Workplace injuries that result in workers' comp claims can mean big costs for businesses and big worries for the injured party. So if an ounce of prevention is worth a pound of cure, stopping injuries before they happen should be near the top of every employer’s list. Today we'll look into the most common injuries that lead to workers' comp claims, as well as how pre employment testing – especially post offer physical abilities tests – can significantly reduce the risk of these injuries occurring in your workplace in the first place.
Common Workers' Comp Claims
According to Business Insurance magazine, five common injury types are at the root of nearly two-thirds of workers comp costs.
First, overexertion injuries are, by far, the leading cause of workers' compensation claims. These are injuries related to lifting, pushing, pulling, carrying, hauling or throwing. Costs stemming from these types of injuries alone totaled $15.1 billion in 2012. The remaining four injury types in the top five list are: (1) falls that don't involve falling to a lower level, (2) being struck by an object or equipment, (3) falls to a lower level, and (4) miscellaneous exertions, including injuries caused by reaching, bending, climbing, sitting, standing, and slipping or tripping without falling.1
Pre Employment Testing And Injury Reduction
Pre employment physical abilities testing (PAT) is the first line of defense in reducing the toll these common injuries take on your company's workforce. PAT programs lower your risk of incurring a workers' compensation claim to begin with, and reduce the impact of indirect costs, including mountains of paperwork and the hassle and expense of hiring and/or training replacements for employees injured on the job.

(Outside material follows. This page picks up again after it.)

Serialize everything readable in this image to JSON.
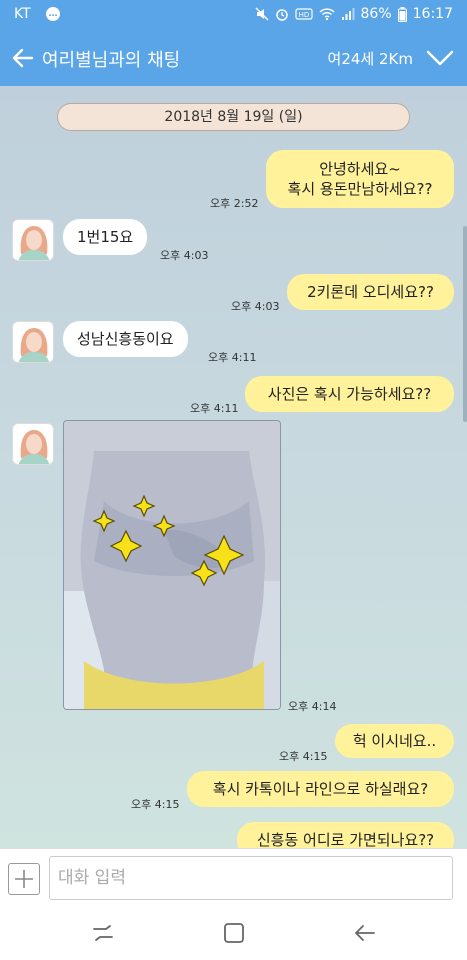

In fact Pre Employment Physical Abilities Testing can decrease 59% of the leading causes of disability!
Why is post offer physical abilities testing so effective? Because an objective and scientifically valid PAT program helps employers hire only those candidates who are equipped to handle the actual physical tasks and stresses of the job for which they’ve applied. A sound PAT program begins with a detailed job analysis, a quantitative assessment of the physical demands of the work to be done. Next, applicants are given an evidence-based physical ability test based on the results of the job analysis. Workplaces staffed by employees who have proven they have the ability to handle the physical requirements of their jobs have much lower injury rates than those that have not. In fact, research shows that consistent use of physical abilities testing can cut worker’s compensation costs by up to 60%.
Other Effective Ways To Reduce Common Workers' Comp Claims
In addition to physical abilities testing, other effective ways to reduce common workers' comp injuries include injury prevention programs, ergonomic assessments of work areas, injury prevention training for employees and post-hire physical ability testing, including both return-to-work and incumbent screening.
Aging, health problems and the deconditioning that often occurs while recovering from an injury can take a significant toll on a person's level of fitness. For example, maximal oxygen intake declines by significantly each decade from 25 years to 65 years. Strength peaks at age 25 and then plateaus from 25-40, after which there is an accelerating decline. 2 Post-hire physical abilities testing provides a way to prevent injuries before employees vie for transfers or assume new positions. Finally, post injury follow-up, testing and treatment can offer a faster, safer return to work for employees that have been injured on the job. It can also reduce the risk of re-injury and the additional workers' comp costs that can along with it.
Workplace injury prevention programs aren’t just another expense – they’re an investment. Not only are they a cost effective way to reduce common workers compensation claims, they should be an integral part of every organization’s hiring process.